The second vacuum comes from a company that you've definitely heard of: Samsung. The NaviBot-S includes an "auto dust emptying system," and when the robot senses that its dust bin is full, it heads back to the dock to get its dust sucked out, and as a plus it also gets its brushes cleaned to boot. Since the NaviBot makes an active map as it goes (using a camera pointed at the ceiling along with infrared sensors), it can then head back to right where it left off to finish cleaning the room.
Nobody at the Samsung booth seemed to have much of a clue about what the deal was with the new dock, but we managed to snap some pics of a presentation playing on screens underneath robot itself, and we also dug up an Australian press release. Here are some pics of how the system works:
And here's an overview video from CES that probably won't tell you too much more:
Supposedly you'll be able to buy these vacuums in the United States within a year or two. But we should mention that we hear this type of thing nearly every single year at CES and nothing ever happens. It does seem likely that Samsung's Navibot will show up in Australia, but contrary to what we heard from the Samsung reps, a U.S. launch isn't necessarily going to follow (one issue is iRobot's intimidating arsenal of robot vacuum patents). And as for the Deebot, well, that's even less certain.
Self-emptying dust bins do seem like a logical (if incremental) next step in the evolution of robot vacuums, and if nothing else, it's nice to see a little bit of innovation in the consumer space at a show where the other big robot news involved a teenage pop star.
[ Ecovacs ]
[ Samsung Navibot ]

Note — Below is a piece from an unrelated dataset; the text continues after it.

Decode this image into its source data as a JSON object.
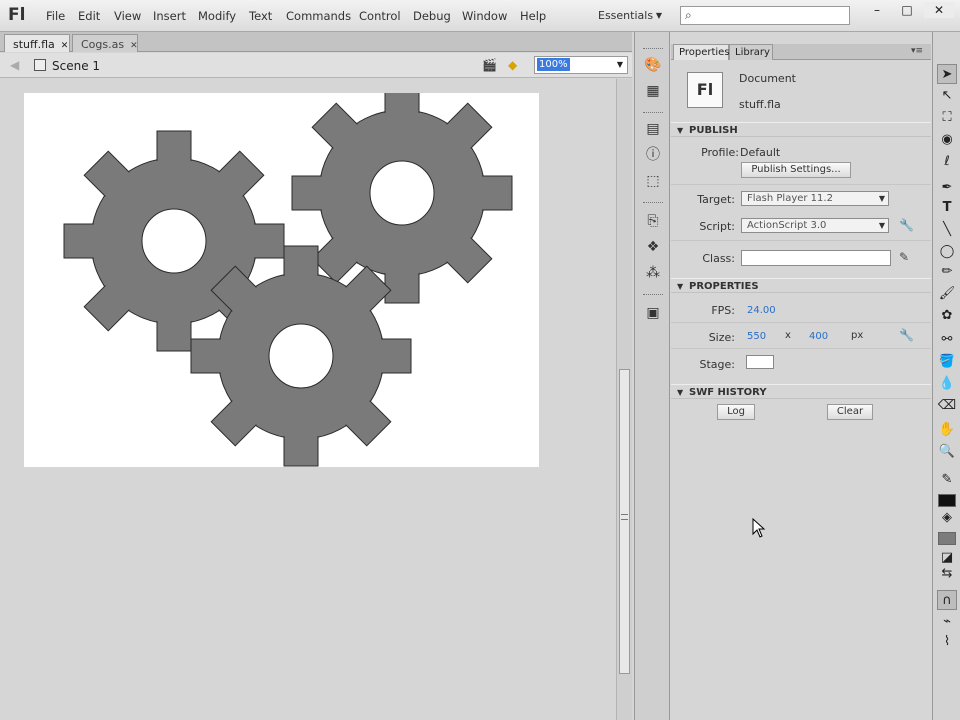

Erico Guizzo is the Director of Digital Innovation at IEEE Spectrum, and cofounder of the IEEE Robots Guide, an award-winning interactive site about robotics. He oversees the operation, integration, and new feature development for all digital properties and platforms, including the Spectrum website, newsletters, CMS, editorial workflow systems, and analytics and AI tools. An IEEE Member, he is an electrical engineer by training and has a master’s degree in science writing from MIT.